h1

Simple

May 17, 2016

The guidance for the Civil Service on the so-called “purdah” period before the EU referendum is contained here, in the letter from Sir Jeremy Heywood to Sir Nicholas Macpherson dated 23 February.  It is slightly different from the usual election guidance in that it acknowledges that Ministers can be arguing either side of the case and still expect support (support in the sense of provision of information and services, not in the sense of  cheerleading or even agreement) from their Departments.

Consultations on tax changes are usually in the “don’t publish” category before elections (“government consults on whether to give us all £5000 after the election.  And a pony!” doesn’t go down well with the other parties, after all.)  But equally, this is the time of year you would be hoping they would publish the batch of any consultations coming out of the Budget, so that people have time to look at them before they go on holiday and get a response in before the Autumn Statement.

So what have we got?  Not, frankly, a lot.  The first date is the closure date, not the publication date, of course.

(plus the one about licensed tobacconists I have already briefly discussed here, a purely HMT consultation about corporate contributions to grassroots sports, and a joint DCLG, HMT and VOA consultation on business rates and revaluation)

Is that the right number of consultations for this time of year, with a referendum on the horizon?  Too many?  Not enough?  Who knows!  But it puts an idea into my head.

First of all, enough with the fiddle-fiddling around with bits of the mechanism, like a hobbyist playing with his hi-fi.  It doesn’t matter where you position the speakers, where you put your chair, whether you can hear a difference between the CDs and the vinyl and whether or not you carefully place a sixpence on the record arm.  Stop playing with the system for a moment and just listen to the music!

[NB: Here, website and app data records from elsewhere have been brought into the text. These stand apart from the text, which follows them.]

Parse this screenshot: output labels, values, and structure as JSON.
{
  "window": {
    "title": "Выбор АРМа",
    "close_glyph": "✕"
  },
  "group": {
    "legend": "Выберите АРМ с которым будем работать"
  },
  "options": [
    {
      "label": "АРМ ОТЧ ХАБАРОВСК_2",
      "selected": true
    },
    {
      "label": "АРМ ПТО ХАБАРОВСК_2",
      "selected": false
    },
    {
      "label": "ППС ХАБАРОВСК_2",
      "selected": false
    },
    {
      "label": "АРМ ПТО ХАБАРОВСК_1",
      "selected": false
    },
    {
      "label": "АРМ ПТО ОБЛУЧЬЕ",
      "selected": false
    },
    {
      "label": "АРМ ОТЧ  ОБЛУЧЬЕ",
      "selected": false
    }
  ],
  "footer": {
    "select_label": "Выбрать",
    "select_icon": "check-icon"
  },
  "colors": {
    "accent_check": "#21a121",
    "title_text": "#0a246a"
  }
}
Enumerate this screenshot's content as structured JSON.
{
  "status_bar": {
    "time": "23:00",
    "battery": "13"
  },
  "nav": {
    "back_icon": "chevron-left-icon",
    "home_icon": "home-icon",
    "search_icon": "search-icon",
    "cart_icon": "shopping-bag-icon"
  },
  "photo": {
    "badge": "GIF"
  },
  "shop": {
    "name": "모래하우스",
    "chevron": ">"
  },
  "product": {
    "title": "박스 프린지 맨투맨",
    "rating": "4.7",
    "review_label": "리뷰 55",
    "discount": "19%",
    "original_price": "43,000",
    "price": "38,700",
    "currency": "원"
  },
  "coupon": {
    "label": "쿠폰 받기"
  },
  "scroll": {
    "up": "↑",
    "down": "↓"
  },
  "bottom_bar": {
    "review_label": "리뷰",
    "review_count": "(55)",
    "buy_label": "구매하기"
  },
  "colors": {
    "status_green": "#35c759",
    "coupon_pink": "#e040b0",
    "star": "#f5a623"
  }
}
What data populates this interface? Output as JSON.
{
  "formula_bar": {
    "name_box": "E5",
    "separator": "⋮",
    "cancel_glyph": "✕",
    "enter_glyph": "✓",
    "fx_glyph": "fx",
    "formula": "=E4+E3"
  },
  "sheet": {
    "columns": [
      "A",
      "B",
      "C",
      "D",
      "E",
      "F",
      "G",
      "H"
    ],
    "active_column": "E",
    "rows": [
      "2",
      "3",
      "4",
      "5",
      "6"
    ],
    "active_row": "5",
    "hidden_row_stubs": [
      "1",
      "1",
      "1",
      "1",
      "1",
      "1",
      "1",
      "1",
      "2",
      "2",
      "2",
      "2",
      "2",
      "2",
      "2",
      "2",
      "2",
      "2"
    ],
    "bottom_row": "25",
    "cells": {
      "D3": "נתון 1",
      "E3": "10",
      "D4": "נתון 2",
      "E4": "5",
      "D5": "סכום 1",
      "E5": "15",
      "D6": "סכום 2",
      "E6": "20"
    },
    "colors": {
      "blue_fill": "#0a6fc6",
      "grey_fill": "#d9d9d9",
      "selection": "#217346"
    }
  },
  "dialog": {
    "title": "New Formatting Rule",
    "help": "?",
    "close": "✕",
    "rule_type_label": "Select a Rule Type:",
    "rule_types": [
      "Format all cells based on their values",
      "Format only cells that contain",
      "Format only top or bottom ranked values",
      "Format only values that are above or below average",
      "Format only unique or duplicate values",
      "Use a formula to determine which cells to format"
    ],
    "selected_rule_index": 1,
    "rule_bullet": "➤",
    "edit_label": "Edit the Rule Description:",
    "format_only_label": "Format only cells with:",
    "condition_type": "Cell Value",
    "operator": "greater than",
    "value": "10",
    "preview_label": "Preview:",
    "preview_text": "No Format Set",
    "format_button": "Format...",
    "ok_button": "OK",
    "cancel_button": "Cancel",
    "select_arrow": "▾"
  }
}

The tax system, in this analogy, is a complex orchestral piece that will never be finished and never be perfect.  It’s creaking along, and all you are doing by fiddling with it is stopping it from falling over altogether.  Maybe instead of a “purdah” we could have a self-denying ordinance and simply Stop Changing The Tax System for a while: how about, for the rest of this Parliament, say?  Give it a rest!  Listen to the silence!

Yes, I know HMRC and the Treasury will argue they need to stop up the holes that busy people keep nibbling away at the walls.  I call bullshit.

Let’s find out how much it costs to pass a piece of legislation.  Yes, I know all about administrative burden, but I’m not talking about that.  I’m talking about “legislative burden”, if you like.  How much does it cost us, the taxpayer, to have HMRC issue a consultative document and read and analyse the responses, for Ministers to reach a decision on whether or not to go ahead and give instructions to continue, for MPs to sit in Parliament and discuss it, for the building not to fall down round their heads while they debate it, for Hansard to report it, for Parliament TV to broadcast it, for it to be printed onto archival quality paper and on vellum and for someone to walk round to Buck House and wait while her Majesty puts her signature on it, for it to be printed and put on sale and put onto the internet…

Let’s look at the TIINs.  Let’s add the legislative burden to the administrative burden and then take away the exchequer impact, and let’s think of a number.  Say, what, ten million quid a year?  Let’s simply make it a rule that no tax legislation will be put before parliament unless the TIIN shows that, after netting off the legislative and administrative burden, the change will bring in at least ten million quid a year.

Tax simplification?  It would be a start.

Leave a Reply

Fill in your details below or click an icon to log in:

WordPress.com Logo

You are commenting using your WordPress.com account. Log Out / Change )

Twitter picture

You are commenting using your Twitter account. Log Out / Change )

Facebook photo

You are commenting using your Facebook account. Log Out / Change )

Google+ photo

You are commenting using your Google+ account. Log Out / Change )

Connecting to %s

%d bloggers like this: